Still, that leaves a lot to do and will be more challenging for smaller companies. How can they tackle this complex transition and still gain business value? Contactable suggests that dealerships consider using digital platforms. For example, a modern identity-management platform provides the processes and checks that create a seamless, automated system that integrates with existing workflows.

Cost efficiency and scaling

Platforms are different from other software. They cost less and are modular, simplifying the choices of what functions to add to a business. They scale easily, so what starts as a KYC process can expand into managing identity for other risks, such as cybercrime. And the best identity platforms already integrate with major financial institutions, thus accelerating financing clearance for people buying on credit.

Dealerships have known about this change but avoided adaptation because it seems complex without apparent business benefits. Now they don’t have a choice. But with platform systems, they can avoid the headaches and instead create additional business value through automation and integration, including reduced fraud and simplified reporting.

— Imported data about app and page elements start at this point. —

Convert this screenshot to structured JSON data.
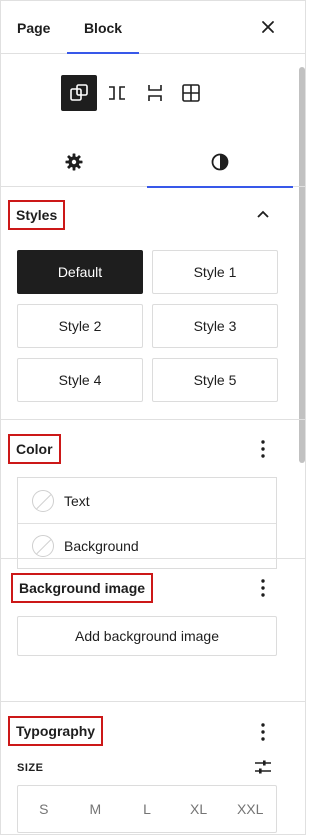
{
  "header": {
    "tabs": [
      {
        "label": "Page"
      },
      {
        "label": "Block"
      }
    ],
    "close_icon": "close-icon"
  },
  "block_variations": [
    {
      "icon": "group-icon",
      "active": true
    },
    {
      "icon": "row-icon",
      "active": false
    },
    {
      "icon": "stack-icon",
      "active": false
    },
    {
      "icon": "grid-icon",
      "active": false
    }
  ],
  "inspector_tabs": [
    {
      "icon": "gear-icon",
      "active": false
    },
    {
      "icon": "half-circle-icon",
      "active": true
    }
  ],
  "styles": {
    "title": "Styles",
    "toggle_icon": "chevron-up-icon",
    "buttons": [
      {
        "label": "Default",
        "active": true
      },
      {
        "label": "Style 1",
        "active": false
      },
      {
        "label": "Style 2",
        "active": false
      },
      {
        "label": "Style 3",
        "active": false
      },
      {
        "label": "Style 4",
        "active": false
      },
      {
        "label": "Style 5",
        "active": false
      }
    ]
  },
  "color": {
    "title": "Color",
    "menu_icon": "more-vertical-icon",
    "items": [
      {
        "label": "Text"
      },
      {
        "label": "Background"
      }
    ]
  },
  "background_image": {
    "title": "Background image",
    "menu_icon": "more-vertical-icon",
    "button_label": "Add background image"
  },
  "typography": {
    "title": "Typography",
    "menu_icon": "more-vertical-icon",
    "size_label": "SIZE",
    "size_settings_icon": "sliders-icon",
    "size_options": [
      "S",
      "M",
      "L",
      "XL",
      "XXL"
    ]
  },
  "colors": {
    "accent": "#3858e9",
    "highlight_border": "#cc1818",
    "active_bg": "#1e1e1e"
  }
}
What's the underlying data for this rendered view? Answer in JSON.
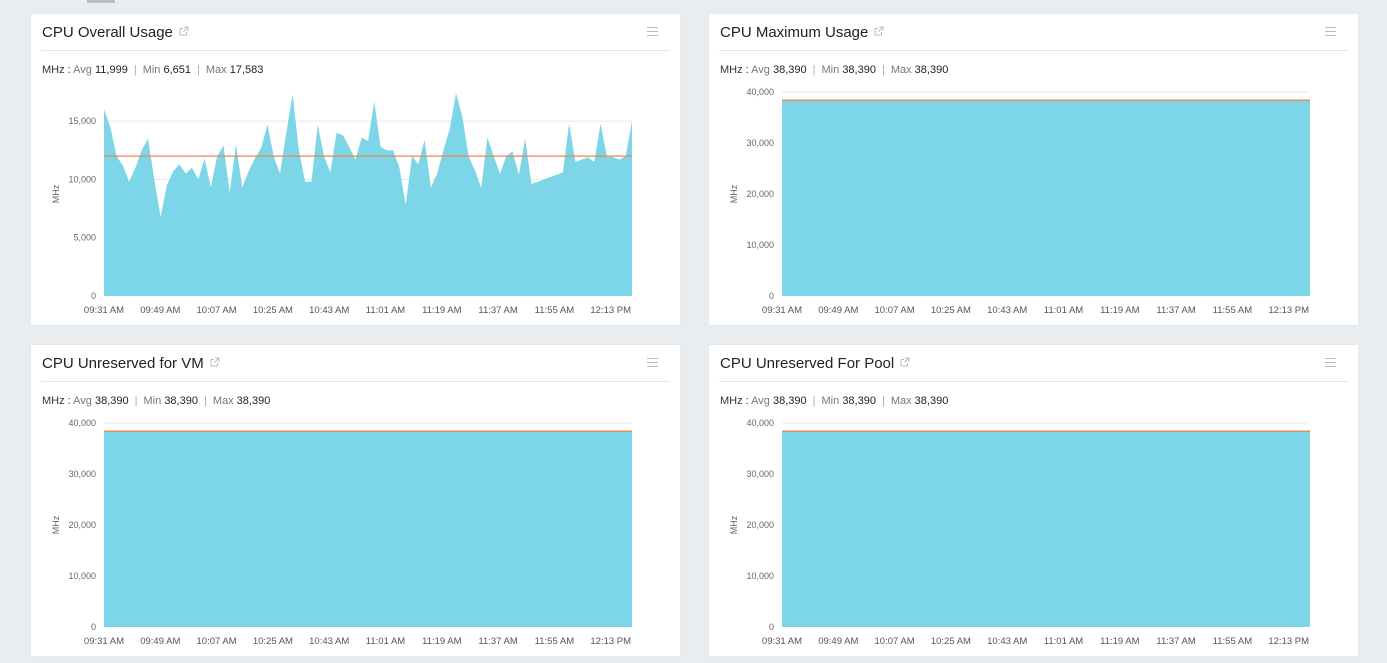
{
  "panels": [
    {
      "title": "CPU Overall Usage",
      "stats": {
        "unit": "MHz",
        "avg_label": "Avg",
        "avg": "11,999",
        "min_label": "Min",
        "min": "6,651",
        "max_label": "Max",
        "max": "17,583"
      }
    },
    {
      "title": "CPU Maximum Usage",
      "stats": {
        "unit": "MHz",
        "avg_label": "Avg",
        "avg": "38,390",
        "min_label": "Min",
        "min": "38,390",
        "max_label": "Max",
        "max": "38,390"
      }
    },
    {
      "title": "CPU Unreserved for VM",
      "stats": {
        "unit": "MHz",
        "avg_label": "Avg",
        "avg": "38,390",
        "min_label": "Min",
        "min": "38,390",
        "max_label": "Max",
        "max": "38,390"
      }
    },
    {
      "title": "CPU Unreserved For Pool",
      "stats": {
        "unit": "MHz",
        "avg_label": "Avg",
        "avg": "38,390",
        "min_label": "Min",
        "min": "38,390",
        "max_label": "Max",
        "max": "38,390"
      }
    }
  ],
  "colors": {
    "area_fill": "#7dd6e8",
    "average_line": "#e8884a",
    "gridline": "#e8e8e8",
    "background": "#e9edf0"
  },
  "chart_data": [
    {
      "type": "area",
      "ylabel": "MHz",
      "ylim": [
        0,
        17500
      ],
      "yticks": [
        0,
        5000,
        10000,
        15000
      ],
      "ytick_labels": [
        "0",
        "5,000",
        "10,000",
        "15,000"
      ],
      "xticks": [
        "09:31 AM",
        "09:49 AM",
        "10:07 AM",
        "10:25 AM",
        "10:43 AM",
        "11:01 AM",
        "11:19 AM",
        "11:37 AM",
        "11:55 AM",
        "12:13 PM"
      ],
      "x_count": 85,
      "average": 11999,
      "values": [
        16000,
        14500,
        12000,
        11200,
        9800,
        11000,
        12500,
        13500,
        10000,
        6800,
        9500,
        10700,
        11300,
        10500,
        11000,
        10000,
        11800,
        9300,
        12000,
        12900,
        8900,
        13000,
        9300,
        10700,
        11800,
        12700,
        14700,
        12000,
        10500,
        14000,
        17300,
        12500,
        9800,
        9800,
        14700,
        12000,
        10600,
        14000,
        13800,
        12800,
        11700,
        13600,
        13300,
        16700,
        12800,
        12500,
        12500,
        11000,
        7800,
        12000,
        11300,
        13400,
        9300,
        10500,
        12500,
        14300,
        17400,
        15400,
        12000,
        10800,
        9300,
        13600,
        12000,
        10500,
        12000,
        12400,
        10400,
        13500,
        9600,
        9800,
        10000,
        10200,
        10400,
        10600,
        14800,
        11500,
        11700,
        11900,
        11500,
        14800,
        12000,
        11900,
        11700,
        12000,
        15000
      ]
    },
    {
      "type": "area",
      "ylabel": "MHz",
      "ylim": [
        0,
        40000
      ],
      "yticks": [
        0,
        10000,
        20000,
        30000,
        40000
      ],
      "ytick_labels": [
        "0",
        "10,000",
        "20,000",
        "30,000",
        "40,000"
      ],
      "xticks": [
        "09:31 AM",
        "09:49 AM",
        "10:07 AM",
        "10:25 AM",
        "10:43 AM",
        "11:01 AM",
        "11:19 AM",
        "11:37 AM",
        "11:55 AM",
        "12:13 PM"
      ],
      "x_count": 85,
      "average": 38390,
      "constant": 38390
    },
    {
      "type": "area",
      "ylabel": "MHz",
      "ylim": [
        0,
        40000
      ],
      "yticks": [
        0,
        10000,
        20000,
        30000,
        40000
      ],
      "ytick_labels": [
        "0",
        "10,000",
        "20,000",
        "30,000",
        "40,000"
      ],
      "xticks": [
        "09:31 AM",
        "09:49 AM",
        "10:07 AM",
        "10:25 AM",
        "10:43 AM",
        "11:01 AM",
        "11:19 AM",
        "11:37 AM",
        "11:55 AM",
        "12:13 PM"
      ],
      "x_count": 85,
      "average": 38390,
      "constant": 38390
    },
    {
      "type": "area",
      "ylabel": "MHz",
      "ylim": [
        0,
        40000
      ],
      "yticks": [
        0,
        10000,
        20000,
        30000,
        40000
      ],
      "ytick_labels": [
        "0",
        "10,000",
        "20,000",
        "30,000",
        "40,000"
      ],
      "xticks": [
        "09:31 AM",
        "09:49 AM",
        "10:07 AM",
        "10:25 AM",
        "10:43 AM",
        "11:01 AM",
        "11:19 AM",
        "11:37 AM",
        "11:55 AM",
        "12:13 PM"
      ],
      "x_count": 85,
      "average": 38390,
      "constant": 38390
    }
  ]
}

The shift to accountable institutions will not change. South Africa has since been greylisted for insufficiently tackling illicit financial flows, so enforcement will increase to reverse the greylisting. Dealerships could treat this as a grudge. But they can turn a grudge into new business benefits with the right platforms.